= Dataset rows describing interfaces =

##############################

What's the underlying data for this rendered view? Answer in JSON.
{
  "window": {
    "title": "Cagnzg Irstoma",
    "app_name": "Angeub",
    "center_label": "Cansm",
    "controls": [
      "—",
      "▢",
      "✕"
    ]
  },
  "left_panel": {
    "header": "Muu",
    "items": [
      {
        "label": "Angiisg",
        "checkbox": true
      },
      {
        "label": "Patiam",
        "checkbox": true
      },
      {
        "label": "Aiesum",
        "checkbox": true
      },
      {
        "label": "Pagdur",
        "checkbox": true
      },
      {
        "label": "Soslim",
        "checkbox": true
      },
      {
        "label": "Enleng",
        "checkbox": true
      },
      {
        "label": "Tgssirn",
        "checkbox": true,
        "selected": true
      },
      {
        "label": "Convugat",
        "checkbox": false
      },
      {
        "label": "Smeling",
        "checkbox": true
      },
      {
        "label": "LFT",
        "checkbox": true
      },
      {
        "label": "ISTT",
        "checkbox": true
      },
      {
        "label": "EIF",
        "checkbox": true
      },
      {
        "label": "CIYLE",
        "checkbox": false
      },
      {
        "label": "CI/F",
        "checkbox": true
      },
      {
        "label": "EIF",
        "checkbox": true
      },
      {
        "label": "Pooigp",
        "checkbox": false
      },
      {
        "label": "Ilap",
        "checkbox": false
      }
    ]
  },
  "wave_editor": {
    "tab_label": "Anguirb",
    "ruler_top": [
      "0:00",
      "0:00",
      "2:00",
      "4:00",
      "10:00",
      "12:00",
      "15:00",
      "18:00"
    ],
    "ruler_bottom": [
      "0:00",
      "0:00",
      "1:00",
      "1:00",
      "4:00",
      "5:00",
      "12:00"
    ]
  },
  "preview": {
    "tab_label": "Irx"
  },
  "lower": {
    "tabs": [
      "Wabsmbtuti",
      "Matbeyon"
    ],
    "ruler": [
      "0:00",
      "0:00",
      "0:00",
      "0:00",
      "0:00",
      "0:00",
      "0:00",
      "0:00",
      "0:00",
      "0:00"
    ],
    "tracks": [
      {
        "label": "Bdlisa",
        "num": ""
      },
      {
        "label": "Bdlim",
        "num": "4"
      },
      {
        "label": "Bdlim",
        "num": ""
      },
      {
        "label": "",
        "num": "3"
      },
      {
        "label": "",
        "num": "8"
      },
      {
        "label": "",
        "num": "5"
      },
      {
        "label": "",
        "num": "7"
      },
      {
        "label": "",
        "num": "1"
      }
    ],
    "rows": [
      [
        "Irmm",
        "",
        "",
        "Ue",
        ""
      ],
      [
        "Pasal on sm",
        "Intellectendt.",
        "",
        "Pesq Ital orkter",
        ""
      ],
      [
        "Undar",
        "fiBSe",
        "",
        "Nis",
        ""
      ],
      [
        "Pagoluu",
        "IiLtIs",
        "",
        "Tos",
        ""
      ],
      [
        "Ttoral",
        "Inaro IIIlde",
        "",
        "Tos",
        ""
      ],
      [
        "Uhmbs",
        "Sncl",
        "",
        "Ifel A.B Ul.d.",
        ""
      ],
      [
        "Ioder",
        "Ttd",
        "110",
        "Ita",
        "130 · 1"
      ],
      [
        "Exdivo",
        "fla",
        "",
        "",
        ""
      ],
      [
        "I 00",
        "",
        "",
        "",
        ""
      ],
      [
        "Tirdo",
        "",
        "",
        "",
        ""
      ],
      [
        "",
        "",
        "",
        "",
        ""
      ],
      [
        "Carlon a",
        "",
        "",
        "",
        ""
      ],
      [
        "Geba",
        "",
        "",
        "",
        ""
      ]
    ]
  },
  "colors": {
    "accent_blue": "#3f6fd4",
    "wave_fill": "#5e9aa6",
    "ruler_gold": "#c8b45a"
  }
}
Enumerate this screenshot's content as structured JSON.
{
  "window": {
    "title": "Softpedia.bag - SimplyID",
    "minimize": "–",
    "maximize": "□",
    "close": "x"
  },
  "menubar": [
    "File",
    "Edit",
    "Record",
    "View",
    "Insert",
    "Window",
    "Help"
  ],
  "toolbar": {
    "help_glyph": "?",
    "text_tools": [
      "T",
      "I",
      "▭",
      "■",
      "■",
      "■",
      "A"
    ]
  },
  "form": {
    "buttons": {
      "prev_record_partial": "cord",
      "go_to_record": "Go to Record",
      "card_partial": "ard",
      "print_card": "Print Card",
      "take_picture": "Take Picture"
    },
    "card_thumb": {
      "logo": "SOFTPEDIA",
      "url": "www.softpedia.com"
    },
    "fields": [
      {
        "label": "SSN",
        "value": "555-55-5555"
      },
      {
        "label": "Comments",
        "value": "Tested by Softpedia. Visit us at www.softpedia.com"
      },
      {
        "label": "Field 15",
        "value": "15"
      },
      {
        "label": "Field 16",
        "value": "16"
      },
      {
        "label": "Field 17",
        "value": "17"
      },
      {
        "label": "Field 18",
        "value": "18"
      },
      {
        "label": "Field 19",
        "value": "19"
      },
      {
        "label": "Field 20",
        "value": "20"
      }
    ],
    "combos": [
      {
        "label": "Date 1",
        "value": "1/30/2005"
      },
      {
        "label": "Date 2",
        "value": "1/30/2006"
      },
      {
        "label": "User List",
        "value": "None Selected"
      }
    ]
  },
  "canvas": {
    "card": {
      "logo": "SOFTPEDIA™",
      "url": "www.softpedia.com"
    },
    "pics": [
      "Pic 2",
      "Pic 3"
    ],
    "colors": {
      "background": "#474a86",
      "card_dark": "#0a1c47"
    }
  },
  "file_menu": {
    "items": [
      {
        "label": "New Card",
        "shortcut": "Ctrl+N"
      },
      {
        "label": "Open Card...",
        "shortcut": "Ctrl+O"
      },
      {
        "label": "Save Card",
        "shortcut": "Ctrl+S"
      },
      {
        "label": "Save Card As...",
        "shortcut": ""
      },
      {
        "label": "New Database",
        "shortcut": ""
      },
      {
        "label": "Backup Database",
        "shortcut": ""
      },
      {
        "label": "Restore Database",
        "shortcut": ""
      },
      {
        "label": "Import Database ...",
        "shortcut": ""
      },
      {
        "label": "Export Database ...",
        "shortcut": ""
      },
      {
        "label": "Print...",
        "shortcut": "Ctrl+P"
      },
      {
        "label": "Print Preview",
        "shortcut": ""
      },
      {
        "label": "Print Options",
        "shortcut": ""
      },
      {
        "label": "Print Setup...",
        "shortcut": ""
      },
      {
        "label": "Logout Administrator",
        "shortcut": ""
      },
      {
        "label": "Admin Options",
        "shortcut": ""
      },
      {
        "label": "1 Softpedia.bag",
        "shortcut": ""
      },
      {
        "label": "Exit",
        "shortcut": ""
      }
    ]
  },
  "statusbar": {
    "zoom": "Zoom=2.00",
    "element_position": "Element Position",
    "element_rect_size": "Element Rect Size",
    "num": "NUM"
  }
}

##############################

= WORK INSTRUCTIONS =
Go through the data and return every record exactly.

= ANSWER BOX =
What's the underlying data for this rendered view? Answer in JSON.
{
  "window": {
    "title": "Cagnzg Irstoma",
    "app_name": "Angeub",
    "center_label": "Cansm",
    "controls": [
      "—",
      "▢",
      "✕"
    ]
  },
  "left_panel": {
    "header": "Muu",
    "items": [
      {
        "label": "Angiisg",
        "checkbox": true
      },
      {
        "label": "Patiam",
        "checkbox": true
      },
      {
        "label": "Aiesum",
        "checkbox": true
      },
      {
        "label": "Pagdur",
        "checkbox": true
      },
      {
        "label": "Soslim",
        "checkbox": true
      },
      {
        "label": "Enleng",
        "checkbox": true
      },
      {
        "label": "Tgssirn",
        "checkbox": true,
        "selected": true
      },
      {
        "label": "Convugat",
        "checkbox": false
      },
      {
        "label": "Smeling",
        "checkbox": true
      },
      {
        "label": "LFT",
        "checkbox": true
      },
      {
        "label": "ISTT",
        "checkbox": true
      },
      {
        "label": "EIF",
        "checkbox": true
      },
      {
        "label": "CIYLE",
        "checkbox": false
      },
      {
        "label": "CI/F",
        "checkbox": true
      },
      {
        "label": "EIF",
        "checkbox": true
      },
      {
        "label": "Pooigp",
        "checkbox": false
      },
      {
        "label": "Ilap",
        "checkbox": false
      }
    ]
  },
  "wave_editor": {
    "tab_label": "Anguirb",
    "ruler_top": [
      "0:00",
      "0:00",
      "2:00",
      "4:00",
      "10:00",
      "12:00",
      "15:00",
      "18:00"
    ],
    "ruler_bottom": [
      "0:00",
      "0:00",
      "1:00",
      "1:00",
      "4:00",
      "5:00",
      "12:00"
    ]
  },
  "preview": {
    "tab_label": "Irx"
  },
  "lower": {
    "tabs": [
      "Wabsmbtuti",
      "Matbeyon"
    ],
    "ruler": [
      "0:00",
      "0:00",
      "0:00",
      "0:00",
      "0:00",
      "0:00",
      "0:00",
      "0:00",
      "0:00",
      "0:00"
    ],
    "tracks": [
      {
        "label": "Bdlisa",
        "num": ""
      },
      {
        "label": "Bdlim",
        "num": "4"
      },
      {
        "label": "Bdlim",
        "num": ""
      },
      {
        "label": "",
        "num": "3"
      },
      {
        "label": "",
        "num": "8"
      },
      {
        "label": "",
        "num": "5"
      },
      {
        "label": "",
        "num": "7"
      },
      {
        "label": "",
        "num": "1"
      }
    ],
    "rows": [
      [
        "Irmm",
        "",
        "",
        "Ue",
        ""
      ],
      [
        "Pasal on sm",
        "Intellectendt.",
        "",
        "Pesq Ital orkter",
        ""
      ],
      [
        "Undar",
        "fiBSe",
        "",
        "Nis",
        ""
      ],
      [
        "Pagoluu",
        "IiLtIs",
        "",
        "Tos",
        ""
      ],
      [
        "Ttoral",
        "Inaro IIIlde",
        "",
        "Tos",
        ""
      ],
      [
        "Uhmbs",
        "Sncl",
        "",
        "Ifel A.B Ul.d.",
        ""
      ],
      [
        "Ioder",
        "Ttd",
        "110",
        "Ita",
        "130 · 1"
      ],
      [
        "Exdivo",
        "fla",
        "",
        "",
        ""
      ],
      [
        "I 00",
        "",
        "",
        "",
        ""
      ],
      [
        "Tirdo",
        "",
        "",
        "",
        ""
      ],
      [
        "",
        "",
        "",
        "",
        ""
      ],
      [
        "Carlon a",
        "",
        "",
        "",
        ""
      ],
      [
        "Geba",
        "",
        "",
        "",
        ""
      ]
    ]
  },
  "colors": {
    "accent_blue": "#3f6fd4",
    "wave_fill": "#5e9aa6",
    "ruler_gold": "#c8b45a"
  }
}
Enumerate this screenshot's content as structured JSON.
{
  "window": {
    "title": "Softpedia.bag - SimplyID",
    "minimize": "–",
    "maximize": "□",
    "close": "x"
  },
  "menubar": [
    "File",
    "Edit",
    "Record",
    "View",
    "Insert",
    "Window",
    "Help"
  ],
  "toolbar": {
    "help_glyph": "?",
    "text_tools": [
      "T",
      "I",
      "▭",
      "■",
      "■",
      "■",
      "A"
    ]
  },
  "form": {
    "buttons": {
      "prev_record_partial": "cord",
      "go_to_record": "Go to Record",
      "card_partial": "ard",
      "print_card": "Print Card",
      "take_picture": "Take Picture"
    },
    "card_thumb": {
      "logo": "SOFTPEDIA",
      "url": "www.softpedia.com"
    },
    "fields": [
      {
        "label": "SSN",
        "value": "555-55-5555"
      },
      {
        "label": "Comments",
        "value": "Tested by Softpedia. Visit us at www.softpedia.com"
      },
      {
        "label": "Field 15",
        "value": "15"
      },
      {
        "label": "Field 16",
        "value": "16"
      },
      {
        "label": "Field 17",
        "value": "17"
      },
      {
        "label": "Field 18",
        "value": "18"
      },
      {
        "label": "Field 19",
        "value": "19"
      },
      {
        "label": "Field 20",
        "value": "20"
      }
    ],
    "combos": [
      {
        "label": "Date 1",
        "value": "1/30/2005"
      },
      {
        "label": "Date 2",
        "value": "1/30/2006"
      },
      {
        "label": "User List",
        "value": "None Selected"
      }
    ]
  },
  "canvas": {
    "card": {
      "logo": "SOFTPEDIA™",
      "url": "www.softpedia.com"
    },
    "pics": [
      "Pic 2",
      "Pic 3"
    ],
    "colors": {
      "background": "#474a86",
      "card_dark": "#0a1c47"
    }
  },
  "file_menu": {
    "items": [
      {
        "label": "New Card",
        "shortcut": "Ctrl+N"
      },
      {
        "label": "Open Card...",
        "shortcut": "Ctrl+O"
      },
      {
        "label": "Save Card",
        "shortcut": "Ctrl+S"
      },
      {
        "label": "Save Card As...",
        "shortcut": ""
      },
      {
        "label": "New Database",
        "shortcut": ""
      },
      {
        "label": "Backup Database",
        "shortcut": ""
      },
      {
        "label": "Restore Database",
        "shortcut": ""
      },
      {
        "label": "Import Database ...",
        "shortcut": ""
      },
      {
        "label": "Export Database ...",
        "shortcut": ""
      },
      {
        "label": "Print...",
        "shortcut": "Ctrl+P"
      },
      {
        "label": "Print Preview",
        "shortcut": ""
      },
      {
        "label": "Print Options",
        "shortcut": ""
      },
      {
        "label": "Print Setup...",
        "shortcut": ""
      },
      {
        "label": "Logout Administrator",
        "shortcut": ""
      },
      {
        "label": "Admin Options",
        "shortcut": ""
      },
      {
        "label": "1 Softpedia.bag",
        "shortcut": ""
      },
      {
        "label": "Exit",
        "shortcut": ""
      }
    ]
  },
  "statusbar": {
    "zoom": "Zoom=2.00",
    "element_position": "Element Position",
    "element_rect_size": "Element Rect Size",
    "num": "NUM"
  }
}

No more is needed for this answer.